* _Work item_:
Would you copy out each line of the records below that includes the word "движений"?
___ Data for this exercise ___
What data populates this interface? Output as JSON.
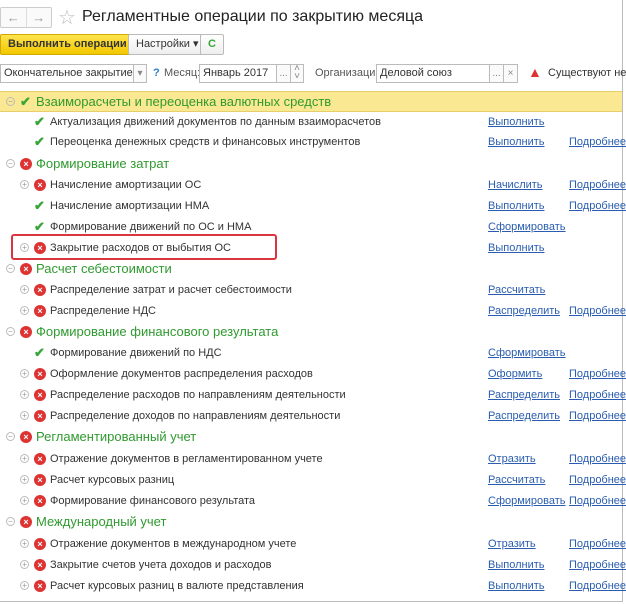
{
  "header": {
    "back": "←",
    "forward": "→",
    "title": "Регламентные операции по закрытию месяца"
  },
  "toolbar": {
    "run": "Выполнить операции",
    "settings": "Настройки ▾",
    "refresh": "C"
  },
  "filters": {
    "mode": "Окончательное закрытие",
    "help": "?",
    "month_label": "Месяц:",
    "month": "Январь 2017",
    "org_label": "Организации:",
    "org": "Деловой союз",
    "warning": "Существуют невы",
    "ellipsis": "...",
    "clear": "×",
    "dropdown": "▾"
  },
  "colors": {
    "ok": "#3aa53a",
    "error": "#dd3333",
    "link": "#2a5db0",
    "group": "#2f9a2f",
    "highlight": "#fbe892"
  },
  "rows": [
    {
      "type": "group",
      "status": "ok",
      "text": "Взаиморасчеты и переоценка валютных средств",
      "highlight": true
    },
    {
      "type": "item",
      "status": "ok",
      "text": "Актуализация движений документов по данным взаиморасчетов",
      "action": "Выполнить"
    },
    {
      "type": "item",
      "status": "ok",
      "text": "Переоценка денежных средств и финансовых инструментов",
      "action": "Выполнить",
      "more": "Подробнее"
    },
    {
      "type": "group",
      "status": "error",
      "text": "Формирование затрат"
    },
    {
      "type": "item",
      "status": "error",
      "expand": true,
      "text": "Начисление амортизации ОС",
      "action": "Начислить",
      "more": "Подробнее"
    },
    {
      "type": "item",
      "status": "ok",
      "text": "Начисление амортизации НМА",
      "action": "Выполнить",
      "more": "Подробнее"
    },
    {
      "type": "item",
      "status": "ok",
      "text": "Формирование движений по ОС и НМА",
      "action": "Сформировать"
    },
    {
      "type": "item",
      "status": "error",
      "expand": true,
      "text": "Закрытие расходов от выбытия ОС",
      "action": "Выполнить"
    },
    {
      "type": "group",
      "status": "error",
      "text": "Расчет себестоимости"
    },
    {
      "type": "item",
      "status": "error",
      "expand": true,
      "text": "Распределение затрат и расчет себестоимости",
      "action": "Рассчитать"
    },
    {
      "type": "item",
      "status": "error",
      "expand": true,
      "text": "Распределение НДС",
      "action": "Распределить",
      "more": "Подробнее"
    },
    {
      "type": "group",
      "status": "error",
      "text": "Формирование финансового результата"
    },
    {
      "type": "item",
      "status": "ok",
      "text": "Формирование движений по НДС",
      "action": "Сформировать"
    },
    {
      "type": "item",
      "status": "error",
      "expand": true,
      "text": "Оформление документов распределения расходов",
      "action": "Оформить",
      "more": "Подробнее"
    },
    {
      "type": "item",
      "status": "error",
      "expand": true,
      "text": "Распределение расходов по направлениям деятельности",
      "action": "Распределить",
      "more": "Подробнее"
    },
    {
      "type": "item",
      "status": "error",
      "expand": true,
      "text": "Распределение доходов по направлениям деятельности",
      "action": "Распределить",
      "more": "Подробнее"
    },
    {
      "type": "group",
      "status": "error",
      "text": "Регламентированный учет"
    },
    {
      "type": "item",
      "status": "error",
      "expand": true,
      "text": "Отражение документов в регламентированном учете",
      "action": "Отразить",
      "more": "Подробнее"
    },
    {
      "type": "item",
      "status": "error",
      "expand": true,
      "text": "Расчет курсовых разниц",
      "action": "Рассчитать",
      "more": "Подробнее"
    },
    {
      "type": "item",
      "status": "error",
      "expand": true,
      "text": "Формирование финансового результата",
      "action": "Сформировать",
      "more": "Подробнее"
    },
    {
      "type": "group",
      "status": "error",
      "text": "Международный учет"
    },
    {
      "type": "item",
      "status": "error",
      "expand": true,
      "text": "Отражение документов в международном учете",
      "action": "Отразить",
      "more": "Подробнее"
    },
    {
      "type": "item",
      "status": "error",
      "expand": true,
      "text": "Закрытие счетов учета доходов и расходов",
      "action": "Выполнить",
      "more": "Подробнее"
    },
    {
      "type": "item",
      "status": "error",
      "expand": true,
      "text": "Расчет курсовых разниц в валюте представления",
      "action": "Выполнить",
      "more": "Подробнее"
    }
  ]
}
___
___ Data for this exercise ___
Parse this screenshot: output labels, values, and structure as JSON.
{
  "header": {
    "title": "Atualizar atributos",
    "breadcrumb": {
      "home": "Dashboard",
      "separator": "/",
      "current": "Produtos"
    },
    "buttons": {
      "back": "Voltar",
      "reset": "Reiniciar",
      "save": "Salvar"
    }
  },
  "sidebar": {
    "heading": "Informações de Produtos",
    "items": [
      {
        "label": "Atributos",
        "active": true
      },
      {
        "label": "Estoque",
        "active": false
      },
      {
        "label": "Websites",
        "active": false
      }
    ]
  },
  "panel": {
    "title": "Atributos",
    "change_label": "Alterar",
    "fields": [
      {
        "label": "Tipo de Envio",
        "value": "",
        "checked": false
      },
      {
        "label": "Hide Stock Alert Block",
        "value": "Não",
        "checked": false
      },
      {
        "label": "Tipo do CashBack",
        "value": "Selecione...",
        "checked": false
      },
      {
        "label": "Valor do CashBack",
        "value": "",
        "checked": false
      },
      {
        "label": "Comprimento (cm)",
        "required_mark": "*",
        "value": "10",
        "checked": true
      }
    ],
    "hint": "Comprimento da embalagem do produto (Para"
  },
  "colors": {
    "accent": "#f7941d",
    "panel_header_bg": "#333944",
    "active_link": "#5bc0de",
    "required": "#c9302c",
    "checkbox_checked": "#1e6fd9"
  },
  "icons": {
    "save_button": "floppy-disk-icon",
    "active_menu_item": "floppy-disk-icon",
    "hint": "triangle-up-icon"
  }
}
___
* _Written reply_:
      "text": "Актуализация движений документов по данным взаиморасчетов",
      "text": "Формирование движений по ОС и НМА",
      "text": "Формирование движений по НДС",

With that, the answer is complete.